## Exercise aim
Write the data out again, word for word.

## Entries provided

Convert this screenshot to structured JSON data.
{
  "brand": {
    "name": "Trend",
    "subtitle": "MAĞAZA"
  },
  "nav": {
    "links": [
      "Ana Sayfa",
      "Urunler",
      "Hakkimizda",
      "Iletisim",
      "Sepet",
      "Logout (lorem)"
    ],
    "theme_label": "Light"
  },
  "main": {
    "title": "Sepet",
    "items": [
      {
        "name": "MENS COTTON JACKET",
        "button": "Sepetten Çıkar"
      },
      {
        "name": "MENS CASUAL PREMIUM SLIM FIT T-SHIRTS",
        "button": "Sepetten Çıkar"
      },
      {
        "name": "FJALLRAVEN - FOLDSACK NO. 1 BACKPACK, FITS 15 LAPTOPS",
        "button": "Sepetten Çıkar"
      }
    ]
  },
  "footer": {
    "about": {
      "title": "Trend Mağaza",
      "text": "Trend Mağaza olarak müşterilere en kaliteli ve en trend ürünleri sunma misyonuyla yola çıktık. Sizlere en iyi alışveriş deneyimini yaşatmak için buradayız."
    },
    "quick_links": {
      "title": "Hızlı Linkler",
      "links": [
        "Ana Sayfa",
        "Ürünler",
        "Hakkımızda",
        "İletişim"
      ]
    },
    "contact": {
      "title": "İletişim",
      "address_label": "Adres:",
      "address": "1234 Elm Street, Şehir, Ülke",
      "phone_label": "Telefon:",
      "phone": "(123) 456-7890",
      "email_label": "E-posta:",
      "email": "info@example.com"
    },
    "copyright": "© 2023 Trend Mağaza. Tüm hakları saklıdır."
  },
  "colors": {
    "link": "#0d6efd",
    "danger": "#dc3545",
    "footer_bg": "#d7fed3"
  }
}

## Solved problem
Convert this screenshot to structured JSON data.
{
  "brand": {
    "name": "Trend",
    "subtitle": "MAĞAZA"
  },
  "nav": {
    "links": [
      "Ana Sayfa",
      "Urunler",
      "Hakkimizda",
      "Iletisim",
      "Sepet",
      "Logout (lorem)"
    ],
    "theme_label": "Light"
  },
  "main": {
    "title": "Sepet",
    "items": [
      {
        "name": "MENS COTTON JACKET",
        "button": "Sepetten Çıkar"
      },
      {
        "name": "MENS CASUAL PREMIUM SLIM FIT T-SHIRTS",
        "button": "Sepetten Çıkar"
      },
      {
        "name": "FJALLRAVEN - FOLDSACK NO. 1 BACKPACK, FITS 15 LAPTOPS",
        "button": "Sepetten Çıkar"
      }
    ]
  },
  "footer": {
    "about": {
      "title": "Trend Mağaza",
      "text": "Trend Mağaza olarak müşterilere en kaliteli ve en trend ürünleri sunma misyonuyla yola çıktık. Sizlere en iyi alışveriş deneyimini yaşatmak için buradayız."
    },
    "quick_links": {
      "title": "Hızlı Linkler",
      "links": [
        "Ana Sayfa",
        "Ürünler",
        "Hakkımızda",
        "İletişim"
      ]
    },
    "contact": {
      "title": "İletişim",
      "address_label": "Adres:",
      "address": "1234 Elm Street, Şehir, Ülke",
      "phone_label": "Telefon:",
      "phone": "(123) 456-7890",
      "email_label": "E-posta:",
      "email": "info@example.com"
    },
    "copyright": "© 2023 Trend Mağaza. Tüm hakları saklıdır."
  },
  "colors": {
    "link": "#0d6efd",
    "danger": "#dc3545",
    "footer_bg": "#d7fed3"
  }
}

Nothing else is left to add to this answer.